Position: Google Hardware Engineer
Current Institution: Google
Abstract: Additively Manufactured Reconfigurable Microwave Components Based on Microfluidics for Wireless Sensing and Internet-of-things Applications
This research combines additive manufacturing and microfluidics with microwave and radio frequency (RF) electronics to provide a novel low-cost flexible and reconfigurable solution for the Internet-of-Things (IoT). Microfluidics, an emerging technology which allows the precise control of an extremely small amount of liquid within tiny channels can be used in IoT applications to achieve Lab-on-Chip (LoC) functionality and an extraordinary reconfigurability. Microwave structures are very sensitive to the surrounding environment and thus, excellent sensors while passive radio frequency identification (RFIDs) provide low-cost zero-power solutions for wireless liquid sensing. This work has developed various proof-of-concept disposable wireless liquid sensors and RFID-based sensing platforms for LoC applications. To realize excellent reconfigurability low-costly and compactly, this research also has studied new reconfigurable RF integration topologies by integrating microfluidic channels and dielectric or conducting liquids.
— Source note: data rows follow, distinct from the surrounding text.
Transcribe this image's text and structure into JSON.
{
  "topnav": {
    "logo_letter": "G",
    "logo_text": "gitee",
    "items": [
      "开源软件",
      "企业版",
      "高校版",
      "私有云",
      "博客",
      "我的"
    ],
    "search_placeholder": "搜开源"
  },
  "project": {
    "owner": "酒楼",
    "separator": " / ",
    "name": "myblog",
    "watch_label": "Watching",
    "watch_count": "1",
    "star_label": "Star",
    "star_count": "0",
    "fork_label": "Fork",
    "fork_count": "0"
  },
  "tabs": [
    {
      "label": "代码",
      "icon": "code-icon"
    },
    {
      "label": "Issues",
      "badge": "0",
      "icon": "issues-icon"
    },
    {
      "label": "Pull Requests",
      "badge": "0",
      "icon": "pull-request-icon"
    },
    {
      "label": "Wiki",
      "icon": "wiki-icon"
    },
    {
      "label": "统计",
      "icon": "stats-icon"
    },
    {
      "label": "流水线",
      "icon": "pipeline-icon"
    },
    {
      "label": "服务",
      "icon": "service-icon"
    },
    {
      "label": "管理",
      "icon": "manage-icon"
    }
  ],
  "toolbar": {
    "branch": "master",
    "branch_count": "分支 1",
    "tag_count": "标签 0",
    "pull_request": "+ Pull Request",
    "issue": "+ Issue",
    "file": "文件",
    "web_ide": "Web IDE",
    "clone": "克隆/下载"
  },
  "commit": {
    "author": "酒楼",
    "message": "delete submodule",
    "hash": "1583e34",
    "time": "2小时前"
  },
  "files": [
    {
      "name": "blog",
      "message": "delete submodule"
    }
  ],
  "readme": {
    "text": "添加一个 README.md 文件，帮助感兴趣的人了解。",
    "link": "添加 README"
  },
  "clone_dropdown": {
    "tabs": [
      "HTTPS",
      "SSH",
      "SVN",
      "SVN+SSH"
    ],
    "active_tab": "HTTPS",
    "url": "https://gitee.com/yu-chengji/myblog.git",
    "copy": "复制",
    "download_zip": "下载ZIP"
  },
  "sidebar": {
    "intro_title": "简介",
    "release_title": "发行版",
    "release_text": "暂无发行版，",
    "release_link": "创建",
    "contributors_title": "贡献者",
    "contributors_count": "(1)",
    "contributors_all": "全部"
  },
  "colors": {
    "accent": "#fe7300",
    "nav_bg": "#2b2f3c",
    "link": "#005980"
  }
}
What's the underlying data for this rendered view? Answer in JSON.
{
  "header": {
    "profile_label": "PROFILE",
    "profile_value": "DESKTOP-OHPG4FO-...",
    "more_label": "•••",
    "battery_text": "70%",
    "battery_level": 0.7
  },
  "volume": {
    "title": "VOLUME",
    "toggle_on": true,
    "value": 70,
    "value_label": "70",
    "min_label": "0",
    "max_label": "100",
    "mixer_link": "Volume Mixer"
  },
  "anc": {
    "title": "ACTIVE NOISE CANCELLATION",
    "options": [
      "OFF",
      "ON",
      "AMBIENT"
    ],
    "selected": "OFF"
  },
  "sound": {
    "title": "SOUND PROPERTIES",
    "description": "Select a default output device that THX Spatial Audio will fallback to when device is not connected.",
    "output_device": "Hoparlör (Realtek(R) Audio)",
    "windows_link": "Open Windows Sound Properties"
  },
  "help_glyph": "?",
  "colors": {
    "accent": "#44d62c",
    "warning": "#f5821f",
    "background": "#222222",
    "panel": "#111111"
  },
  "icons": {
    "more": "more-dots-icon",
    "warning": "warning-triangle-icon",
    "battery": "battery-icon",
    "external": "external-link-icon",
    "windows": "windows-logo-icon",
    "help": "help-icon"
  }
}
In order to significantly decrease the production time and cost, and thus, to enhance the ubiquitous smart items, this research studied additive manufacturing (AM) in IoT applications. This research has been exploring the possibility of replacing the conventional electronics and microfluidics fabrication methods with cost-effective additive manufacturing methods such as inkjet-printing and 3D printing. This work presents first-of-its-kind, cost-effective, rapid, low-temperature, and environmental-friendly AM fabrication methods for various reconfigurable antennas or microwave components, wearable sensors, and sensing platforms. In summary, this research focuses on utilizing new AM fabrication techniques and novel microfluidics topologies to provide a low-cost, flexible, and scalable solution for wireless sensing and IoT applications.
Wenjing Su currently works at Google as a hardware engineer focusing on wearable antenna designs. She earned her PhD in Electrical and Computer Engineering from Georgia Institute of Technology where she is advised by Prof. Manos Tentzeris. Her research interface advance novel fabrication technique (e.g., inkjet-printing, 3D printing), special mechanical structures (e.g., microfluidics), and high-performance microwave components/antennas to solve existing problems and extend the application of smart health wearable electronics in Internet-of-Things (IoT) applications. Her research interests include applied electromagnetics, RFID, additively manufactured electronics, wearable antennas, reconfigurable antennas, wireless sensing, machine-learning aid sensing, flexible electronics, and green electronics.